Consider this. Under QE, the Fed was buying enough Treasuries and mortgage-backed securities (MBS) to fund virtually all new Treasury issuance. Of course, there were other buyers too, so there was plenty of cash left over for the dealers to buy stock inventory, mark it up, and distribute it to their customers. Most of their customers are hedge funds and institutions, and some of them are us, retail customers.
In 2015, the Fed stopped buying Treasuries, but it continued to buy $40 billion to $45 billion of MBS per month from the primary dealers. At that point, the dealers were still getting enough cash from the Fed to absorb half of the net new Treasury supply every month. And of course there were other buyers. So the dealers were getting plenty of money to keep bond prices high with enough left over to fund the stock market bubble.

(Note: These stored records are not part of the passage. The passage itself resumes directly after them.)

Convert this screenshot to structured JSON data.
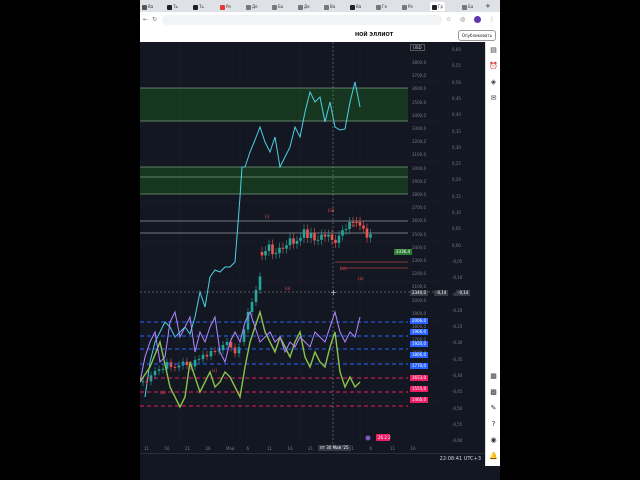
{
  "browser": {
    "tabs": [
      "Ва",
      "Ть",
      "Ть",
      "Ре",
      "Де",
      "Ба",
      "Де",
      "Ва",
      "Ва",
      "Ге",
      "Ре",
      "Гр",
      "Ба"
    ],
    "address": "",
    "publish_label": "Опубликовать"
  },
  "symbol": {
    "name": "НОЙ ЭЛЛИОТ",
    "currency": "USD"
  },
  "price_axis": {
    "labels": [
      "3800,0",
      "3700,0",
      "3600,0",
      "3500,0",
      "3400,0",
      "3300,0",
      "3200,0",
      "3100,0",
      "3000,0",
      "2900,0",
      "2800,0",
      "2700,0",
      "2600,0",
      "2500,0",
      "2400,0",
      "2300,0",
      "2200,0",
      "2100,0",
      "2000,0",
      "1900,0",
      "1800,0",
      "1700,0",
      "1600,0",
      "1500,0",
      "1400,0"
    ],
    "right_labels": [
      "0,60",
      "0,55",
      "0,50",
      "0,45",
      "0,40",
      "0,35",
      "0,30",
      "0,25",
      "0,20",
      "0,15",
      "0,10",
      "0,05",
      "0,00",
      "-0,05",
      "-0,10",
      "-0,15",
      "-0,20",
      "-0,25",
      "-0,30",
      "-0,35",
      "-0,40",
      "-0,45",
      "-0,50",
      "-0,55",
      "-0,60"
    ],
    "current_price_label": "2336,4",
    "crosshair_price": "2340,0",
    "crosshair_values": [
      "-0,14",
      "-0,14"
    ],
    "level_labels": [
      "2066,0",
      "1966,0",
      "1920,0",
      "1866,0",
      "1770,0",
      "1653,0",
      "1555,0",
      "1460,0"
    ],
    "colors": {
      "up": "#26a69a",
      "down": "#ef5350",
      "line": "#4dd0e1",
      "green_line": "#8bc34a",
      "purple_line": "#b388ff",
      "zone": "#1b5e20"
    }
  },
  "time_axis": {
    "labels": [
      "11",
      "16",
      "21",
      "26",
      "Май",
      "6",
      "11",
      "16",
      "21",
      "26",
      "31",
      "6",
      "11",
      "16"
    ],
    "crosshair_date": "пт 30 Май '25"
  },
  "status": {
    "clock": "22:08:41 UTC+3"
  },
  "waves": [
    "(i)",
    "(ii)",
    "(iii)",
    "(iv)",
    "(v)",
    "(a)",
    "(b)",
    "(c)"
  ],
  "badge": "26 2 2"
}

The amount of MBS purchases dropped to around $25 billion per month over the past year. Don't anybody look now, but the fact is that bond prices topped and yields bottomed out in 2012. They've never been able to do better since. The amount of funding from the Fed was no longer sufficient to push bond yields below where they were in 2012.
Consider that the 10-year yield ended last week at 2.3%. Briefly in 2016 it was as low as 1.40%. But $25 billion a month is no longer enough to keep bond prices rallying and bond yields falling.
Yet, the CNBC talking heads and the Wall Street PR merchants are still talking about the secular bond bull market.
So what happens next? Soon the Fed will fund zero of net new Treasury issuance. It won't happen right away. It'll cross that Rubicon either in January or next April. In January, the Fed will reduce its monthly purchases of new MBS to around $15 billion. At the same time, it will redeem $12 billion in Treasuries every month.
Without getting into the nitty gritty, that means that the Fed will be sending just $3 billion per month to the primary dealers. That's down from $25 billion a month now and $40 billion to $45 billion a year ago. And lest we forget, under QE at various times between 2009 and 2014, the Fed was cashing out the primary dealers to the tune of $100 billion to $150 billion a month!
The Fed will now put the primary dealers on a starvation diet. The dealers won't have enough cash to absorb any new Treasury supply at all.
Then in the middle of next year, and again in the fall, the Fed will tighten the screws some more. The dealers will not only not have the cash to support the bond market, they will definitely not have the cash to speculate in buying and marking up equities inventories to be marketed for sale to their customers.
Here's their problem. The primary dealers are REQUIRED to participate in the Treasury auctions. They must buy some of the issuance. If they don't have sufficient cash to absorb new inventory, then they'll need to raise cash to do so.
That is a big problem for stocks.
About the Author
Financial Analyst, 50-year charting expert, finance + real estate pro, and market analyst; published and edited the Wall Street Examiner since 2000.